Bottom Line: Performance was significantly better in children with CIs (SNR 10: mean, 49.44, standard deviation [SD], 13.90; SNR 0: mean, 31.95, SD, 15.72) than in children with HAs (SNR 10: mean, 33.33, SD, 9.72; SNR 0: mean, 19.52, SD, 6.67; P<0.05) in both noise backgrounds, but no significant interaction was found between devices and background noise level.An interaction was found to between background noise level and contextual cues in sentences (F=8.47, P<0.01).Children with CIs perform better than children with HAs at both noise levels.

View Article: PubMed Central - PubMed

Affiliation: Department of Otolaryngology, National Cheng Kung University Hospital, National Cheng Kung University Medical College, Tainan, Taiwan.

ABSTRACT

Objectives: In order to understand the communicative abilities of hearing impaired children in noisy situations and their communication problems, this study was undertaken to examine speech recognition at different background noise levels, and to compare how context cues in noisy situations affect speech recognition.

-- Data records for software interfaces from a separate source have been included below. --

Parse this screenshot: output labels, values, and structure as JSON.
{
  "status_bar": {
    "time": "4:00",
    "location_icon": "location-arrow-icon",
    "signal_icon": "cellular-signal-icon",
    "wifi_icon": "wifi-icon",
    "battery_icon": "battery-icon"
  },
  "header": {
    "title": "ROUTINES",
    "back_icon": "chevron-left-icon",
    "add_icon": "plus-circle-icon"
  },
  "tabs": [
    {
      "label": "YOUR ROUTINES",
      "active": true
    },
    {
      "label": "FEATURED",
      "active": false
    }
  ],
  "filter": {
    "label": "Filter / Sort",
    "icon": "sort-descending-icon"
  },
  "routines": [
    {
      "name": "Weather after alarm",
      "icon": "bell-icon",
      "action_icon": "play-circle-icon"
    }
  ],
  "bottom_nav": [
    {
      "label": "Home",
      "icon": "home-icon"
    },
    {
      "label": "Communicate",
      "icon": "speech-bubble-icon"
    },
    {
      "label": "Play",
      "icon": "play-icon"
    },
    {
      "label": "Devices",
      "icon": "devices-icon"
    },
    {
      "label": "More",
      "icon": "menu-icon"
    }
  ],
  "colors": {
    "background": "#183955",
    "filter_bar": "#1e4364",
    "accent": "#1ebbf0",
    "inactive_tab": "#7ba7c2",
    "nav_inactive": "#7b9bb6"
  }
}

Methods: Thirty-four children with severe/profound hearing impairment were enrolled. Fifteen children had cochlear implants (CIs) and 19 used hearing aids (HAs). The Mandarin Speech Perception in Noise (SPIN) test was performed under two levels of background noise, signal-to-noise ratio (SNR) 10 dB and SNR 0 dB (high and low levels, respectively). High predictive (HP) and low predictive (LP) sentences SPIN test scores were recorded to test the effect of context cues on speech recognition.

Results: Performance was significantly better in children with CIs (SNR 10: mean, 49.44, standard deviation [SD], 13.90; SNR 0: mean, 31.95, SD, 15.72) than in children with HAs (SNR 10: mean, 33.33, SD, 9.72; SNR 0: mean, 19.52, SD, 6.67; P<0.05) in both noise backgrounds, but no significant interaction was found between devices and background noise level. Hearing-impaired children performed better at SNR 10 dB (mean, 40.44; SD, 14.12) than at SNR 0 dB (mean, 25.0; SD, 12.98), significantly (P<0.001). Performance for HP sentences (mean, 38.6; SD, 12.66) was significantly (P<0.001) better than that for LP sentences (mean, 25.25; SD, 12.93). An interaction was found to between background noise level and contextual cues in sentences (F=8.47, P<0.01).

Conclusion: The study shows that SNR conditions significantly influence speech recognition performance in children with severe/profound hearing impairment. Under better SNR listening situations, children have better speech recognition when listening to sentences with contextual cues. Children with CIs perform better than children with HAs at both noise levels.

No MeSH data available.


Related in: MedlinePlus